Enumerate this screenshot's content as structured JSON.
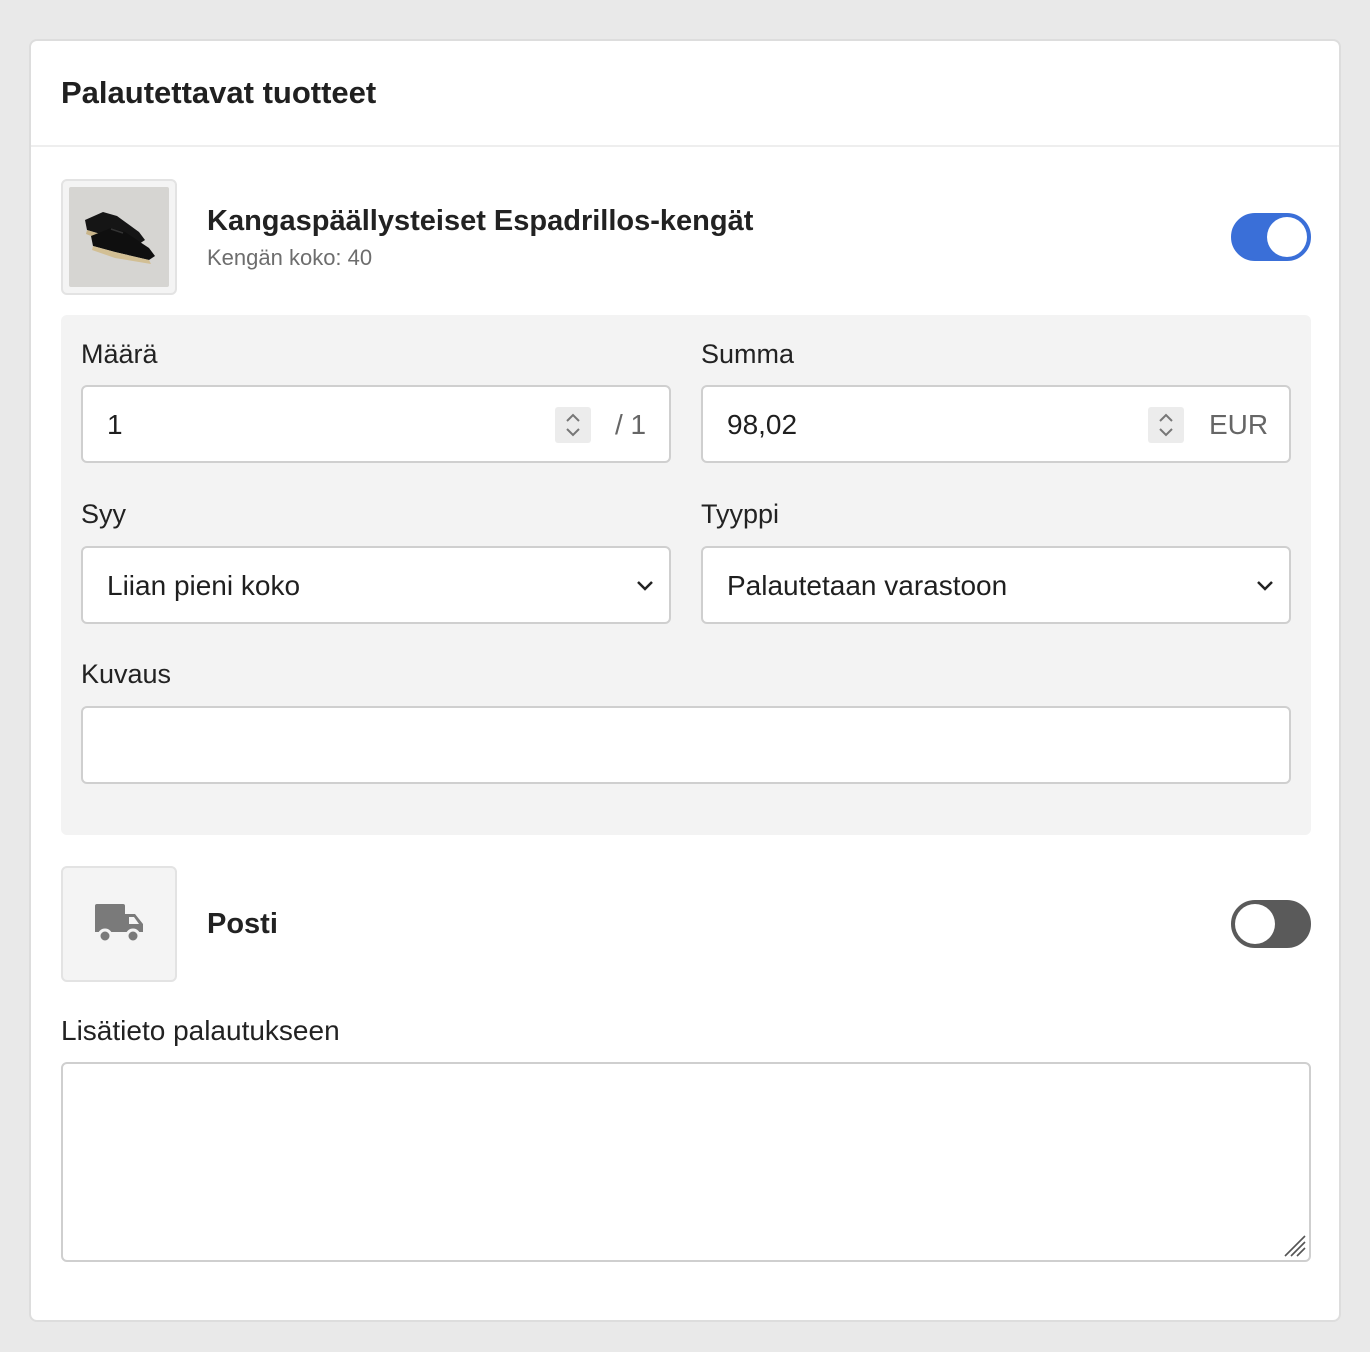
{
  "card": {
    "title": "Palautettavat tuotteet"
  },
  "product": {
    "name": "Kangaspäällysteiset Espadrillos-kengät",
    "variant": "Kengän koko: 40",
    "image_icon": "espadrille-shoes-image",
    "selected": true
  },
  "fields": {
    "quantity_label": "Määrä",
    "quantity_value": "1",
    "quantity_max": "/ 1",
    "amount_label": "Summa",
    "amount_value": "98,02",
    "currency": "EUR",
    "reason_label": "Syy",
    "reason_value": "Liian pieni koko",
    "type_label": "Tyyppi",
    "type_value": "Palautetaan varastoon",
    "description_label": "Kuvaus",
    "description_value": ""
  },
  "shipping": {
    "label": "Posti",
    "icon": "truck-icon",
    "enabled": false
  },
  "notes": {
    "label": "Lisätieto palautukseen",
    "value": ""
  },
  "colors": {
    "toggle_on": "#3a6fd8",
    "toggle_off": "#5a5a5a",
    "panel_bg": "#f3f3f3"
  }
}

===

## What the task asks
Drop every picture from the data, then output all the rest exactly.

## Solution
Enumerate this screenshot's content as structured JSON.
{
  "card": {
    "title": "Palautettavat tuotteet"
  },
  "product": {
    "name": "Kangaspäällysteiset Espadrillos-kengät",
    "variant": "Kengän koko: 40",
    "image_icon": "espadrille-shoes-image",
    "selected": true
  },
  "fields": {
    "quantity_label": "Määrä",
    "quantity_value": "1",
    "quantity_max": "/ 1",
    "amount_label": "Summa",
    "amount_value": "98,02",
    "currency": "EUR",
    "reason_label": "Syy",
    "reason_value": "Liian pieni koko",
    "type_label": "Tyyppi",
    "type_value": "Palautetaan varastoon",
    "description_label": "Kuvaus",
    "description_value": ""
  },
  "shipping": {
    "label": "Posti",
    "icon": "truck-icon",
    "enabled": false
  },
  "notes": {
    "label": "Lisätieto palautukseen",
    "value": ""
  },
  "colors": {
    "toggle_on": "#3a6fd8",
    "toggle_off": "#5a5a5a",
    "panel_bg": "#f3f3f3"
  }
}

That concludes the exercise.